Nicholas Brendon, best known as Xander Harris is Buffy the Vampire Slayer, was getting ready for the last season of battling demons when Joss Whedon put pen to paper on his sci-fi spaghetti western. As he wrote the character of Mal Reynold’s he intended to offer the role to Brendon and wrote him accordingly. When the shooting schedules for BtVS and Firefly started to overlap Brendon had to decide between the two, and with a six year investment in BtVS already he elected to stay put. In the meanwhile Nathan Fillion campaigned heavily for the part, phoning the studio every day until he was made an offer. Now he’s remembered as the best smuggler with a spaceship ever seen on our screens (yes, I said it).
1. Indiana Jones
We’ve made plenty of mentions of ‘iconic’ characters in this article, but few characters fit the bill as well as the world’s most famous teacher. In the 30 years since his first adventure Indiana Jones has become the archetype adventurer. When people think of adventure it’s his fedora and whip that come to mind. There’s no doubt that a large part of the success of the character came from Harrison Ford’s easy charm. He comes across as down-to-Earth even when dabbling in the supernatural and performing death defying stunts. The character is a perfect combination of casting and writing. But it was almost this:

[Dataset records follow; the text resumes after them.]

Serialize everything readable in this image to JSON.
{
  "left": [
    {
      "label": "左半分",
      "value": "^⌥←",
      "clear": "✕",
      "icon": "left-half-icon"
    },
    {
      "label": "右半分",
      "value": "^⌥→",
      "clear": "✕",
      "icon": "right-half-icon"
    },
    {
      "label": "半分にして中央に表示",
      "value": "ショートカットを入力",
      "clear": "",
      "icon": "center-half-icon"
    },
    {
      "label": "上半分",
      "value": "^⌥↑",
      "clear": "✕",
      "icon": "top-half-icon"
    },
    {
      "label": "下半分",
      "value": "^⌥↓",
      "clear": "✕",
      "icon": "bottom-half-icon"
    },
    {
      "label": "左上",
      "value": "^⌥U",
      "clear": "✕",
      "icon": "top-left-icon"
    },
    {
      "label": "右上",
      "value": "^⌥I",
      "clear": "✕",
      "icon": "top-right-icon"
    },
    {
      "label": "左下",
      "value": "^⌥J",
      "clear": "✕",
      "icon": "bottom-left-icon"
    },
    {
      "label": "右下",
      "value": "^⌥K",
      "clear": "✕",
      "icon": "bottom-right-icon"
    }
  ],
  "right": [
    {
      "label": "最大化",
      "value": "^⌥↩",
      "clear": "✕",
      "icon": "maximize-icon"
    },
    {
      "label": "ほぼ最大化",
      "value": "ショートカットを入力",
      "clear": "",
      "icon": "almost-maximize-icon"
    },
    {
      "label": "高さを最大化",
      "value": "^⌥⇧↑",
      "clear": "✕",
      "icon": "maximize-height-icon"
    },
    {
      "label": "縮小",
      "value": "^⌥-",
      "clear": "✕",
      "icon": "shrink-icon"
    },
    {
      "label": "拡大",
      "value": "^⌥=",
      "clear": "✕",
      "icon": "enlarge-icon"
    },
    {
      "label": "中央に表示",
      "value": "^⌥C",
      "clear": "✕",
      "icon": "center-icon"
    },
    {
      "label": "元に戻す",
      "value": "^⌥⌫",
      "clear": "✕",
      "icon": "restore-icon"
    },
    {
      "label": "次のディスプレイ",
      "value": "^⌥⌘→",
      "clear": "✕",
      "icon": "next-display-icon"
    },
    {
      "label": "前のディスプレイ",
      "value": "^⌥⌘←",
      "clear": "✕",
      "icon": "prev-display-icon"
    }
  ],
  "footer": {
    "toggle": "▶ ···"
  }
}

Whether Tom Selleck’s famous mustache was to be part of the role is unknown. What makes the story interesting is that director Steven Spielberg earmarked Harrison Ford for the fedora. Writer and producer George Lucas balked at the idea, having already worked with Ford in Star Wars, Empire Strikes Back and American Graffiti. Lucas was concerned that he would develop the reputation for working with Ford in every film, showing early signs that he doesn’t know what makes good cinema. Lucas put his foot down and Spielberg relented (conversationally this is how aliens wound up in the fourth Indy outing) and cast Tom Selleck. When CBS refused to release Selleck from his contract on Magnum PI to make the movie they fell back on the original choice of Harrison Ford. History was made.